▶ _PROBLEM TO SOLVE_: Each entry, in full: copy it out exactly.

▶ _Collected data_:
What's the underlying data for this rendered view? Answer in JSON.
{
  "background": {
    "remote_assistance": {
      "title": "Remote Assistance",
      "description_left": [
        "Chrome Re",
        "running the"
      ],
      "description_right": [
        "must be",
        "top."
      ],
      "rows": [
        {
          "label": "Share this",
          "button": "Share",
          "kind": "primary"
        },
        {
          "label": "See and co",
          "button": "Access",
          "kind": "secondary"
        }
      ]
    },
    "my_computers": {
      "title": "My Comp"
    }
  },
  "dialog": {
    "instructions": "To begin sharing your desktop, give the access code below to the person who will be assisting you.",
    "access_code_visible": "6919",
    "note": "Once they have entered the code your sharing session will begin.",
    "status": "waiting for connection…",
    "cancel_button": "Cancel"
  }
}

▶ _SOLVED EXERCISE_:
What's the underlying data for this rendered view? Answer in JSON.
{
  "background": {
    "remote_assistance": {
      "title": "Remote Assistance",
      "description_left": [
        "Chrome Re",
        "running the"
      ],
      "description_right": [
        "must be",
        "top."
      ],
      "rows": [
        {
          "label": "Share this",
          "button": "Share",
          "kind": "primary"
        },
        {
          "label": "See and co",
          "button": "Access",
          "kind": "secondary"
        }
      ]
    },
    "my_computers": {
      "title": "My Comp"
    }
  },
  "dialog": {
    "instructions": "To begin sharing your desktop, give the access code below to the person who will be assisting you.",
    "access_code_visible": "6919",
    "note": "Once they have entered the code your sharing session will begin.",
    "status": "waiting for connection…",
    "cancel_button": "Cancel"
  }
}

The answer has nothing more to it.